From Topps to Bottom: Baseball Card Maker Goes Public as NFT Craze Stalls
Topps — best known for its baseball cards and Bazooka Joe gum — on Tuesday became the latest company to go public through an SPAC merger, with a $1.3 billion valuation.
And you could say it’s trending twice, because Topps is also one of the latest to venture into the boom in non-fungible tokens (NFTs). But the blockchain-based digital collectibles are looking less like a home run these days, plunging 70% in value from their February peak.
Swinging for the Digital Fences
Everyone from Taco Bell to Atari has jumped on the NFT bandwagon, and Topps’ chairman, former Disney CEO Michael Eisner, has made the shift to digital his company’s biggest priority:
- Topps has launched multiple online apps where people can trade collectibles. And its “Topps Now” line — which sells cards of sports and pop culture moments for just 24 hours each — has been a hit: it sold 100,000 cards of the Bernie Sanders mittens meme earlier this year.
- “With blockchain we’re going to be able to participate in the secondary market,” Eisner told CNBC, of its adoption of NFTs. “Before we only participated when we put the analog cards out.”

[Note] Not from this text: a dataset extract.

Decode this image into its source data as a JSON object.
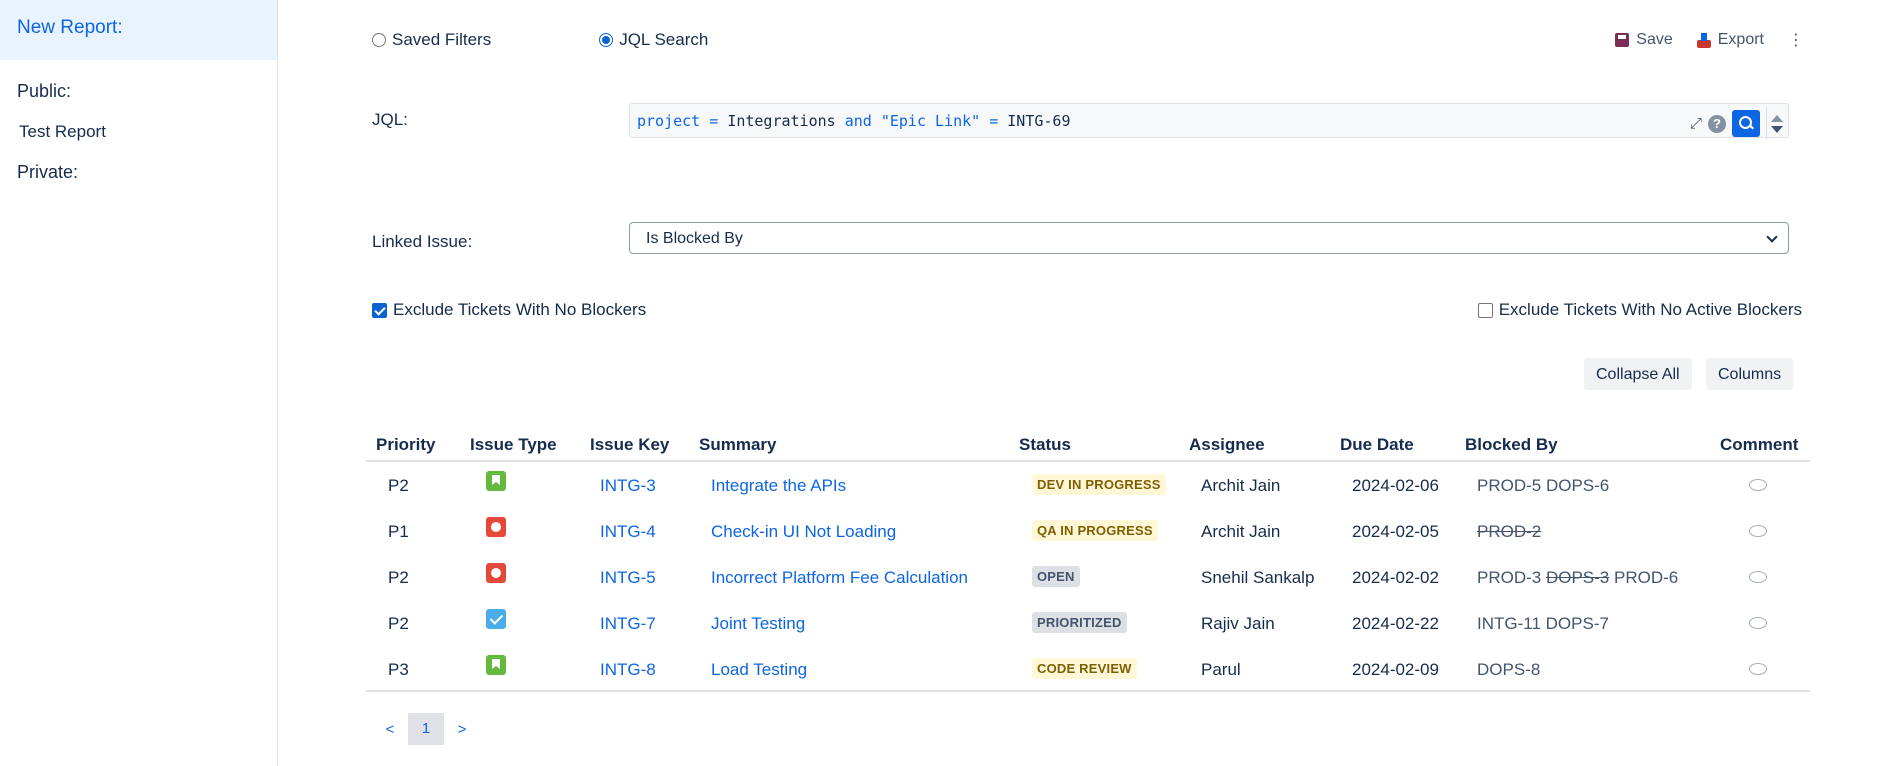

With the digital wind in its sails, Topps’ net sales climbed 23% for a best-ever haul of $567 million last year.
NFTs Trending Downward: NFTs were the shiny new toy earlier this year, but they’re now trading at $1,256 on average, way down from above $4,000 in late February. Topps’ SPAC sponsor, however, said not to worry because it’s the core business that caught their eye.
“We really underwrote the investment just on the existing business,” said Jason Mudrick, whose Mudrick Capital is also leading a $250 million round. “That’s what’s so attractive about the opportunity, that you really get the upside of the NFTs for free.”
The Daily Upside is not yet available as an NFT, but if you’d like to today’s issue for $560,000 in cryptocurrency one can be drawn up.